The role of country of origin
Brendan D. Kelly

). Asylum-­seekers present particular challenges to mental health services as they come from a variety of cultural backgrounds and often have sharply diminished social support. Many have experienced human rights abuse, torture or displacement in their homeland (Silove et al., 2000; Ryan et al., 2009). As a result, post-­traumatic stress disorder affects 46.6% of all refugees in, for example, Oslo (Lavik et al., 1996). Research on this topic in Ireland is still quite limited, but there has been some work done since rates of inward migration increased in the late 1990s

in Ethical and legal debates in Irish healthcare
Barbra Mann Wall

their stories told as much as hers. In writing the diary, her style is practical in form as she jotted down her own daily activities and those of the people she worked with. She squeezed in time to write after a long day of working in the hospital or in the refugee camps. Sister Pauline recorded events from January to September 1968. The sisters at St Mary’s included two nurse midwives, Sisters Eugene McCullagh and Elizabeth Dooley; two physicians, Sisters Pauline Dean and Leonie McSweeney; and administrator Sister Brigidine Murphy. The MMM established St Mary’s in

in Colonial caring
Abstract only
Writing the history of the ‘International’ Health Service
Julian M. Simpson

influenced the work of historians.15 Tony Kushner offers a not dissimilar argument regarding forced migration in his book Remembering refugees: Then and now where he notes the lack of historical attention 4 4Introduction paid to the movement of some 250,000 Belgian refugees to Britain during World War I and contrasts it with what he calls the ‘near obsession’ with racist and fascist groups in British history.16 Gérard Noiriel has shown how discussing migration as an internal dimension of the development of European nations rather than an external part of contemporary

in Migrant architects of the NHS
Canadian military nurses at Petrograd, 1915–17
Cynthia Toman

Canadian representative in this diplomatic mission.

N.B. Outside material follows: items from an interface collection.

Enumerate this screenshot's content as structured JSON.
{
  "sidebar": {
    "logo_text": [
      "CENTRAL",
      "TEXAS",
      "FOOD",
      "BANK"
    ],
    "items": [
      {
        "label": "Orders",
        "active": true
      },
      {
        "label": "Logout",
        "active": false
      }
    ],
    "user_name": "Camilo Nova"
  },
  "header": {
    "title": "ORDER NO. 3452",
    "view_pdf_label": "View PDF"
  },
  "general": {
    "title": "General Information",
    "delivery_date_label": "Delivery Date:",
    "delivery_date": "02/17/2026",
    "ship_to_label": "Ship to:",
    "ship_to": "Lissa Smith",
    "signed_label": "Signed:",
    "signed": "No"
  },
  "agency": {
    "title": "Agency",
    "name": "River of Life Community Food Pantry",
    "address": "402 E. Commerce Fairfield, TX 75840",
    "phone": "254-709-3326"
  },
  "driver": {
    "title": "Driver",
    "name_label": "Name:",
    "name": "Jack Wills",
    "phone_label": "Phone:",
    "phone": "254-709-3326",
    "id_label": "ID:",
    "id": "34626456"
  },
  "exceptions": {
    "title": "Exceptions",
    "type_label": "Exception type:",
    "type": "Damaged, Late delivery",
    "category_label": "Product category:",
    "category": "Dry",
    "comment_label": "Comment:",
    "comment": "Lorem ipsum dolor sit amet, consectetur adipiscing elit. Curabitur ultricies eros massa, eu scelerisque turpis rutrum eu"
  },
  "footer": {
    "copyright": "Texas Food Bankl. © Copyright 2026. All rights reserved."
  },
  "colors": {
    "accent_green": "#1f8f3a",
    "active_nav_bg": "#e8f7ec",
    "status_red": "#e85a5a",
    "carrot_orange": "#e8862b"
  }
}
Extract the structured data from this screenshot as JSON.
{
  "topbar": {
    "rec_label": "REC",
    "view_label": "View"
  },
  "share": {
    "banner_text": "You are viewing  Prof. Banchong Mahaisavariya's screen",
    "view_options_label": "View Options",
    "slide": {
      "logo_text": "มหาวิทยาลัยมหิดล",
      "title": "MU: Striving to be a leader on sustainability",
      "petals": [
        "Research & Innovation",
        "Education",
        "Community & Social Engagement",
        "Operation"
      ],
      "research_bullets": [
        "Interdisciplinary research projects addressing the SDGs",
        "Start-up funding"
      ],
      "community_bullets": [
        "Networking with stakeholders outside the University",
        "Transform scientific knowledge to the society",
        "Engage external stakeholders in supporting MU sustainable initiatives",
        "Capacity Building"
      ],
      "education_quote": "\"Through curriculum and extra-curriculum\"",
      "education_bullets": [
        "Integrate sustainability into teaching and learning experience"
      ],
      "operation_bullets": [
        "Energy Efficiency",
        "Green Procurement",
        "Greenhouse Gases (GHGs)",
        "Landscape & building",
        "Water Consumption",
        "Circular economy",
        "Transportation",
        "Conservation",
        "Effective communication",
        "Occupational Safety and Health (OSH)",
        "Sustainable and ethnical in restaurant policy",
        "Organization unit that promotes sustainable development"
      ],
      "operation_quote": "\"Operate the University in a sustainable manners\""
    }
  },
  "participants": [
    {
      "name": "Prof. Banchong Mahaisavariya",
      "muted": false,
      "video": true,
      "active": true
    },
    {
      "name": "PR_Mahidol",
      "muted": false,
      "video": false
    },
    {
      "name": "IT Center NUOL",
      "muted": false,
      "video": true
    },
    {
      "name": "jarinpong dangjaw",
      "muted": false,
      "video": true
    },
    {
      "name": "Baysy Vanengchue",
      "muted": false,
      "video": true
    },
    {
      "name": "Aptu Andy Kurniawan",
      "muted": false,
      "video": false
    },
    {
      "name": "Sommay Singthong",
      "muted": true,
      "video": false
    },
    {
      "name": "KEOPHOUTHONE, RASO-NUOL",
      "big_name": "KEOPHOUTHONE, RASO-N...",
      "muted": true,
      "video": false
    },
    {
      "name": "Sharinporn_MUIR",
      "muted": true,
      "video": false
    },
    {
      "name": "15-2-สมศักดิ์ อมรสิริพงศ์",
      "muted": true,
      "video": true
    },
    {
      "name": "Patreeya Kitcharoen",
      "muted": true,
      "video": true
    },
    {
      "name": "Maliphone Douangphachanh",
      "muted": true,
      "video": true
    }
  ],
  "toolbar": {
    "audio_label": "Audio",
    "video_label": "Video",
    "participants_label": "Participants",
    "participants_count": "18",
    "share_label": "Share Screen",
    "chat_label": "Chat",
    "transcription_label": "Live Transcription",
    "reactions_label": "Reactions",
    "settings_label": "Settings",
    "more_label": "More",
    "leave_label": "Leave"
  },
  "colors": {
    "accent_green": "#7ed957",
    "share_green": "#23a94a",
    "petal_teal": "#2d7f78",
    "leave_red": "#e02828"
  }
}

She revelled in opportunities to mingle with the royal family of Tsar Nicholas II as well as other prominent people, recorded her perspectives of the Russian revolution from the vantage point of hospital windows overlooking streets where events were taking place, and finagled her way into prisons, refugee camps and a field hospital on the southern Russian front by using her social and political connections. Military nurses like Cotton enabled political alliances that partially kept Russia from becoming allied with

in One hundred years of wartime nursing practices, 1854–1953
Christine E. Hallett

support to the Russian Government in alleviating the plight of millions of refugees.89 Her remit was to examine the possibility of staffing a maternity unit in one of the major Russian cities,90 yet she travelled widely, examining the refugee problem in detail. The result was a book, The People who Run, which explores the realities of life for ‘those five and a half million dazed and terrified people who fled away from their homes in the summer and autumn of 1915, before the great German advance into Russia’.91 Thurstan was obviously deeply moved by the plight of the

in Nurse Writers of the Great War